In the last few years, this country has not been showered with much-needed rain relief. The El Nino effect that creates global heat has caused India to face more than three dismal monsoons in a row. And yet, policy-makers have not learned from the mistakes of their glorified past. In 2016, more than one fourth of the nation is facing a severe drought crisis with 330 million people directly affected by it. It is termed by some as the worst drought in decades.
The Rajya Sabha declared 266 districts in 11 different states to be drought affected in their session last week. These cracks are not just visible on land.
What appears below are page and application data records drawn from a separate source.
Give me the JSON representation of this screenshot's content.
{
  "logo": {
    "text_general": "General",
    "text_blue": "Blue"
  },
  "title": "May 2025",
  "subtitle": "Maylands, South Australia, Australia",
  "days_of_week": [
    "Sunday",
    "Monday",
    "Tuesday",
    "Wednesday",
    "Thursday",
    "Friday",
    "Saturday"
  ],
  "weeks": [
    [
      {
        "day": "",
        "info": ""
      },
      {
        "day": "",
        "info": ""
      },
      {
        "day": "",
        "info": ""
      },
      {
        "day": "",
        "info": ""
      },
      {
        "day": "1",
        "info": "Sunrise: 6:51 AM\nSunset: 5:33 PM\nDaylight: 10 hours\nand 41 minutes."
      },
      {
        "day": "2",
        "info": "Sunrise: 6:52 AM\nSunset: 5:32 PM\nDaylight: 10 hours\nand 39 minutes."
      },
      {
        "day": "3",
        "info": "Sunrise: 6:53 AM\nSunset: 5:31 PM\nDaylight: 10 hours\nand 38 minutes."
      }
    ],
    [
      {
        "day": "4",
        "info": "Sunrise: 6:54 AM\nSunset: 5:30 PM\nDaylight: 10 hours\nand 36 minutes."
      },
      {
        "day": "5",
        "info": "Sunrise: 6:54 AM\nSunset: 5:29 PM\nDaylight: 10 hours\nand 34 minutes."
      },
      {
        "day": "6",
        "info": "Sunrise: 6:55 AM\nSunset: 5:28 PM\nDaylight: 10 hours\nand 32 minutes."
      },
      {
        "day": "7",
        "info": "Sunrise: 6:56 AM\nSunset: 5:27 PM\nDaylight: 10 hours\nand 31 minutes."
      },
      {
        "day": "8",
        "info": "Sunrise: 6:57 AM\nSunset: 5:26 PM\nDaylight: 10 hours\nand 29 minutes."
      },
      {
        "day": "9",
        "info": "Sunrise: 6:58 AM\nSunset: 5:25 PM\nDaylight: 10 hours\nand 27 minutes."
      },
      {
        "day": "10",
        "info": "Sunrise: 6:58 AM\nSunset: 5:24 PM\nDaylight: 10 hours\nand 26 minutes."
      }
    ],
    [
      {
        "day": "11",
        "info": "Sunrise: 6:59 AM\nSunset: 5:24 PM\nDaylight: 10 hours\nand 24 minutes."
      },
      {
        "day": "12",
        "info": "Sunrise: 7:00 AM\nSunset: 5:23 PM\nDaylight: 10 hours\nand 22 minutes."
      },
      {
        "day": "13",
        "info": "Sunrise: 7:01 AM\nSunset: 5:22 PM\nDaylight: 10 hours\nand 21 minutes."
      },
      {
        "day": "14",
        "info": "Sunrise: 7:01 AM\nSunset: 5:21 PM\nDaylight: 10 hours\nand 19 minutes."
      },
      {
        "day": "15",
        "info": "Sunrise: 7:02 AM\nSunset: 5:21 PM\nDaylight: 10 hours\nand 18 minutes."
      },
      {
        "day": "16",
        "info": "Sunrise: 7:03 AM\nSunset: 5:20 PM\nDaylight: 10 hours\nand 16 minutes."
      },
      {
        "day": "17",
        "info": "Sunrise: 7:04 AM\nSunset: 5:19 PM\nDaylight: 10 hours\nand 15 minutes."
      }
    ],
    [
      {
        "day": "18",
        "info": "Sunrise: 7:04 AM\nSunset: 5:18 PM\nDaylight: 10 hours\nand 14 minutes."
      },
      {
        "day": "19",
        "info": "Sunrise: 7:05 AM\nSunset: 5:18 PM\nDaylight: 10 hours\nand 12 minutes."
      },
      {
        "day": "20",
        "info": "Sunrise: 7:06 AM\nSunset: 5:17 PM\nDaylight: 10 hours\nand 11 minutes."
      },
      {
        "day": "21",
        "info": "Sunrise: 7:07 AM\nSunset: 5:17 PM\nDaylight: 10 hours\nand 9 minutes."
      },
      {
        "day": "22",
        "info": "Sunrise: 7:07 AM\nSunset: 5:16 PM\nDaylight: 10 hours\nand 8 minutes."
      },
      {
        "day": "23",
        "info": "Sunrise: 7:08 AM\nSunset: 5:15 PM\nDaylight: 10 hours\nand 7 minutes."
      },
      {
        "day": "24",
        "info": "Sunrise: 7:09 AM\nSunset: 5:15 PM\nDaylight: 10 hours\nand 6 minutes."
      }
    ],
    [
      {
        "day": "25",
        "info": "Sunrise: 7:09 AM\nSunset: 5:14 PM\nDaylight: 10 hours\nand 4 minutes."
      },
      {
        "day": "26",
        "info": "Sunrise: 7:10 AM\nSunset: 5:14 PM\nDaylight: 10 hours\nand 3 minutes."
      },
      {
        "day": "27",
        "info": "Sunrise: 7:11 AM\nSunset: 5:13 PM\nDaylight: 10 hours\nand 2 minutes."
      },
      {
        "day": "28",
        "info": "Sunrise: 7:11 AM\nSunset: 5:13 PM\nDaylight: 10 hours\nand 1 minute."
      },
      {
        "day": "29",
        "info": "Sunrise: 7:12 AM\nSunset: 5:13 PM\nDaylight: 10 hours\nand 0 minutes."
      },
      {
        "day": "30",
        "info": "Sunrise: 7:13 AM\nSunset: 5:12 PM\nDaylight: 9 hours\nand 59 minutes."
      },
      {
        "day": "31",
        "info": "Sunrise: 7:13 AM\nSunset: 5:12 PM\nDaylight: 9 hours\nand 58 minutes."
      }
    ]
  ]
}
Social systems, public belief, political one-upmanship and the regional economy are also bursting at their seams. With people attributing it to the weather and climate change, many believe that the government’s apathy towards its poor and marginalised is to be blamed. Parliament discussions also revealed how nine farmers committed suicide everyday in Maharashtra in 2015.
The severity of the crisis was reflected in the statements of Nobel Laureate Kailash Satyarthi, who urged PM Modi to declare a National Emergency on drought. According to him, there has been an increase in child labour, child marriages, trafficking, exploitation. Even the Devadasi system has made a come-back. All of this can be attributed to the dire consequences of the drought affected regions, as per Satyarthi.
It is not just the fact that major reservoirs in India are 79% empty, grain production is also said to be at an all time low. It will take more than emergency trains to Latur, selfies at drought afflicted areas, shifting of IPL matches and transferring life saving water to sugarcane factories to tackle the mess we find ourselves in. Close to Rs 13500 crore has been released by the National Disaster Relief Fund for these areas.
The 11 states that have declared drought in major parts of their districts are Chattisgarh, Karnataka, Jharkhand, Odisha, Madhya Pradesh, Maharashtra, Andhra Pradesh, Telangana, Uttar Pradesh, Rajasthan and Gujarat. Most of these states paint a grim picture with their statistics and the population residing in these areas are fighting tooth and nail for their survival.
93% districts of Chhattisgarh & Karnataka have been affected by drought followed by Jharkhand with 92% districts. Odisha which is seeing the worst temperature in a century according the special relief commissioner has 90% drought affected districts, the same as Madhya Pradesh.
Maharashtra has 78% drought affected districts. 273 farmers have committed suicide in the Marathwada region in 2015 and 59 farmers this year. Beed region announced its highest number of farmer suicides this year. 12,000 villages in Vidarbha region have declared drought and the environment in Latur is so bad that the administration has deployed a police force to stop more than five people from assembling at the well in case of a violent outburst.
Andhra Pradesh has 77% and the recently formed state of Telangana has 70% drought affected districts. 2100 farmers have committed suicide since 2014 in Telangana due to abysmal rainfall in the last three years.
In Uttar Pradesh, 2/3rds of the area is drought affected. Rajasthan, the state that has always faced water crisis is dealing with it again with 58% of the districts declaring drought. Gujarat has the lowest percentage (15%) of drought affected districts out of all the states.
Many people from these areas have migrated to cities to find a source of livelihood and a tap of running water. If decisions are not taken with a collective conscience, most of the burden of this calamity will fall on urban structures. Structures that are mired in their own problems, thus making them ill equipped to handle the entire nation’s drought crisis. As El Nino fades out and La Nina saunters in, there might be some good news for the country as an above average rainfall has been predicted for 2016.
Feature Image Courtesy: Sustainability next
Words: Preksha Malu